### Work to be completed
Please copy out each line of the listing that contains the word "JSON".

### Given data
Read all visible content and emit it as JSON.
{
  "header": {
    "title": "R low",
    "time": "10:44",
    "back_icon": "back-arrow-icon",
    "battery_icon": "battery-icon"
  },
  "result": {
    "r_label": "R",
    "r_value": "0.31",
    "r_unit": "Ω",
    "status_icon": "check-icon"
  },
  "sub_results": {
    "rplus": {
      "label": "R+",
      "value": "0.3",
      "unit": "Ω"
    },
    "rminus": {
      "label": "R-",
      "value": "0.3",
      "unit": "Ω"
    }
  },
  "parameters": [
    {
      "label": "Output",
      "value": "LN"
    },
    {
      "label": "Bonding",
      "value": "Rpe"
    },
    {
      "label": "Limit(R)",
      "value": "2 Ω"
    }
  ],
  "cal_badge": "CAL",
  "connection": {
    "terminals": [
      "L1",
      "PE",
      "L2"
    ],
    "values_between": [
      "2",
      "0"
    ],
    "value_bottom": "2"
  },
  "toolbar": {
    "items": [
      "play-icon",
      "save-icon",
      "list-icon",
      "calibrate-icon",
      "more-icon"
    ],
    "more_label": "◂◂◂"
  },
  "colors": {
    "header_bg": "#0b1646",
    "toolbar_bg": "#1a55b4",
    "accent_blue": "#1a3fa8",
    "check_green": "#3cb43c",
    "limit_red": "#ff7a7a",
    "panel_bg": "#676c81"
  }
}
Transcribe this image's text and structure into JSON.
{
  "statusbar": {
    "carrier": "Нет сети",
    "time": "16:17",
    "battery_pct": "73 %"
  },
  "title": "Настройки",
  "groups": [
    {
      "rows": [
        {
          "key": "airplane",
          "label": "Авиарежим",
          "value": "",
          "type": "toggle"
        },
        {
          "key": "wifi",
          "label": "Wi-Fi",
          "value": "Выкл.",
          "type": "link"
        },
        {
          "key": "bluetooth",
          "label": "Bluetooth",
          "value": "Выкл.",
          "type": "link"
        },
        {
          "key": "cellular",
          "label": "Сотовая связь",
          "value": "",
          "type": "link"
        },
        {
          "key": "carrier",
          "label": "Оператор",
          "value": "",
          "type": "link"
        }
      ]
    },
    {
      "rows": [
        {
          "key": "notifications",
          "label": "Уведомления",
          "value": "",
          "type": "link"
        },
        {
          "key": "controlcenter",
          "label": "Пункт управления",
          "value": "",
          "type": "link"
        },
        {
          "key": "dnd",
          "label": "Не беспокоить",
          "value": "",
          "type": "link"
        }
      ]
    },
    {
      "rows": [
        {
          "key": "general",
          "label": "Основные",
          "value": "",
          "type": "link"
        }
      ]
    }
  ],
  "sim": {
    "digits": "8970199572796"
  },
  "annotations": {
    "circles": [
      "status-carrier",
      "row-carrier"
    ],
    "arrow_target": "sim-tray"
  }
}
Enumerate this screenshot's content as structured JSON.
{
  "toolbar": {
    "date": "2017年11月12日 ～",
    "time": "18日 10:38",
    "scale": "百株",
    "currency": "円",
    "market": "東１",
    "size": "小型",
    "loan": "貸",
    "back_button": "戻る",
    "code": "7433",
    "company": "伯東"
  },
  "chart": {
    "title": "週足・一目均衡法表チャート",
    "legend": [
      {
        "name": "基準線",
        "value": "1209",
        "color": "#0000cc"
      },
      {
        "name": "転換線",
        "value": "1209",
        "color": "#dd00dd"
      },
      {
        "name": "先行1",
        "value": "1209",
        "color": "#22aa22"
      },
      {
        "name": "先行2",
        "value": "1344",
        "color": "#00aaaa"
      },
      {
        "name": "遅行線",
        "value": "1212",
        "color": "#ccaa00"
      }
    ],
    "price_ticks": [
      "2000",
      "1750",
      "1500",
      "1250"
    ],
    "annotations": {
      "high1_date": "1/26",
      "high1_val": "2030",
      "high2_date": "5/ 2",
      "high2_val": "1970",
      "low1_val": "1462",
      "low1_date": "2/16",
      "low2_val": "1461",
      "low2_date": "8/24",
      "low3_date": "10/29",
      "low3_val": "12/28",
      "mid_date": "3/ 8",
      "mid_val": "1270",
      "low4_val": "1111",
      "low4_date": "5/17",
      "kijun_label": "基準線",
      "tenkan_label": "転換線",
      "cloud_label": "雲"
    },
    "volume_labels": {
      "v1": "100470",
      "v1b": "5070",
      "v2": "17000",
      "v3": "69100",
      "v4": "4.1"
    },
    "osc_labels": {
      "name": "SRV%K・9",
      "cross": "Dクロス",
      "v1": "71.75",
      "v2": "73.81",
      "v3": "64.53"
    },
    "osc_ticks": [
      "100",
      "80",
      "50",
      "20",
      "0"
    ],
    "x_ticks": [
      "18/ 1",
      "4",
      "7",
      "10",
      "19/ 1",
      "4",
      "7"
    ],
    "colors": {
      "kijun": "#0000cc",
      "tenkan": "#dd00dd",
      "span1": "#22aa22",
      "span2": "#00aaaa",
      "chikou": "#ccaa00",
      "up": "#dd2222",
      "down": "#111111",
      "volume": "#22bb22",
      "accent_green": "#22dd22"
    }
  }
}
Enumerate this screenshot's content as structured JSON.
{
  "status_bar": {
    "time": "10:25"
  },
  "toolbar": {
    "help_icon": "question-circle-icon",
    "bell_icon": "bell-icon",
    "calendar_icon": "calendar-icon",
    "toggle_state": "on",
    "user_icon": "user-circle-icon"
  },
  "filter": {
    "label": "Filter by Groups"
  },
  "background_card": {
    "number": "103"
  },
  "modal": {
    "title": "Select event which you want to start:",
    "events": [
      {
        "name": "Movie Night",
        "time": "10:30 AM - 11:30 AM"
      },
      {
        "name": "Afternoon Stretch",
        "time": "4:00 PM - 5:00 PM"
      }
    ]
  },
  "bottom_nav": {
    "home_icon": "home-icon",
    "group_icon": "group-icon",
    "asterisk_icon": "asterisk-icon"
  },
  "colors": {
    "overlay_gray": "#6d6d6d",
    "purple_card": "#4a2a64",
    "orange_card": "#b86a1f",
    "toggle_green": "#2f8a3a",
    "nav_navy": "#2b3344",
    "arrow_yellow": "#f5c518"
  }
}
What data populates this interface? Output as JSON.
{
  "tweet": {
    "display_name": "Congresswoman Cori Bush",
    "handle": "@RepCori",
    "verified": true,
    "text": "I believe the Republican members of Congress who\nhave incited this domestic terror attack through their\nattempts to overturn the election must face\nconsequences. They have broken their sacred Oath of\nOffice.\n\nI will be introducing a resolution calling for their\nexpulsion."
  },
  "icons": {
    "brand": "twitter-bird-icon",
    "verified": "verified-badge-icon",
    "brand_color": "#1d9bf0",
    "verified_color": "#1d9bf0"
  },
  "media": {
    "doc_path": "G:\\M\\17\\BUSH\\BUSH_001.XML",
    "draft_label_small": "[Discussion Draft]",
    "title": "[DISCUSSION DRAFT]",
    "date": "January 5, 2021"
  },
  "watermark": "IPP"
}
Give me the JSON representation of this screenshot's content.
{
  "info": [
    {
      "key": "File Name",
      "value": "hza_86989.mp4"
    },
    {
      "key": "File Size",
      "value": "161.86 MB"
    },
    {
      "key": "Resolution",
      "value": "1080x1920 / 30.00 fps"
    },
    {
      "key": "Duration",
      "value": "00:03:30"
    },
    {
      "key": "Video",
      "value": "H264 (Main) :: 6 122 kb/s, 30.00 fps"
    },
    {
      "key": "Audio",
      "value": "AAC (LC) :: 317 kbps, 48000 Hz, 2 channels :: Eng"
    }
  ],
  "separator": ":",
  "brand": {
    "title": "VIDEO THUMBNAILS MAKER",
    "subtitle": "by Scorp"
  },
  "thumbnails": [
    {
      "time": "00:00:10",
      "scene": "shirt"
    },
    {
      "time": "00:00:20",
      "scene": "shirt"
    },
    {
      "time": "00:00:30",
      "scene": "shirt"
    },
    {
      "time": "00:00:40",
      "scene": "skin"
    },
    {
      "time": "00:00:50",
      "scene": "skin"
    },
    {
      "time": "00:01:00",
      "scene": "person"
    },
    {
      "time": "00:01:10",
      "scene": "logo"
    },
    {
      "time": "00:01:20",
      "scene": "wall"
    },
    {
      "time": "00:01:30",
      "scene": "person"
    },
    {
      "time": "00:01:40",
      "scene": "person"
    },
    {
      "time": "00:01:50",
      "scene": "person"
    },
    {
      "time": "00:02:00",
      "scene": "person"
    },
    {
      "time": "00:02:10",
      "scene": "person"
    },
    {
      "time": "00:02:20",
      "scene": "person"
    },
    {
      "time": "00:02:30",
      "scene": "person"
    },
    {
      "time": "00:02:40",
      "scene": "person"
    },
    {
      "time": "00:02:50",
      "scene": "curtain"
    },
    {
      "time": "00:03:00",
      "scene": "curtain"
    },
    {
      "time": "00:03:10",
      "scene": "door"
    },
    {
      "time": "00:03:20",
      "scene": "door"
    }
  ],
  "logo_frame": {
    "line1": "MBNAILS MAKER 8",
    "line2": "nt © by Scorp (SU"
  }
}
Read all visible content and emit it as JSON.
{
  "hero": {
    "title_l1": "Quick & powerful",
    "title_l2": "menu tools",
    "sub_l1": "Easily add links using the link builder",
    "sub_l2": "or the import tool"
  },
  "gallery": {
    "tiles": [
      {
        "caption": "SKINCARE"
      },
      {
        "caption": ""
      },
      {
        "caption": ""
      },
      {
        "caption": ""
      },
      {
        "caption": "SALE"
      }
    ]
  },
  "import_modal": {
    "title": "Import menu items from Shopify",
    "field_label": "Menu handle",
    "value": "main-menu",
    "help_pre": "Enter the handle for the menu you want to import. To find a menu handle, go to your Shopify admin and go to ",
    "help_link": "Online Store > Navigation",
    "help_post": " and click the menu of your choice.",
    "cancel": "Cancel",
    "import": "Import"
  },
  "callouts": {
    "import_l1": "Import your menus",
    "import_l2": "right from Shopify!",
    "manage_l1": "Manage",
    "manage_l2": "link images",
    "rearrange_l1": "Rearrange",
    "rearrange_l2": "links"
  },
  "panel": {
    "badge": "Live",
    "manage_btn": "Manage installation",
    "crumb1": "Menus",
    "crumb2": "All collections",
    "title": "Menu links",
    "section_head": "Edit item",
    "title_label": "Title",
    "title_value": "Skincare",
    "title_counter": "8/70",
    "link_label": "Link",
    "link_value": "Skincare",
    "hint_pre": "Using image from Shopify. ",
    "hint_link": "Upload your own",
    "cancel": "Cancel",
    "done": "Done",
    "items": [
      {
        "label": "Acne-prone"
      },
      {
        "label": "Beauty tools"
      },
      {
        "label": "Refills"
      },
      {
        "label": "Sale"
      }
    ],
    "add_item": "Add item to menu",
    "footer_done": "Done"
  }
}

### Answer for the task
Read all visible content and emit it as JSON.
Transcribe this image's text and structure into JSON.
Enumerate this screenshot's content as structured JSON.
Enumerate this screenshot's content as structured JSON.
What data populates this interface? Output as JSON.
Give me the JSON representation of this screenshot's content.
Read all visible content and emit it as JSON.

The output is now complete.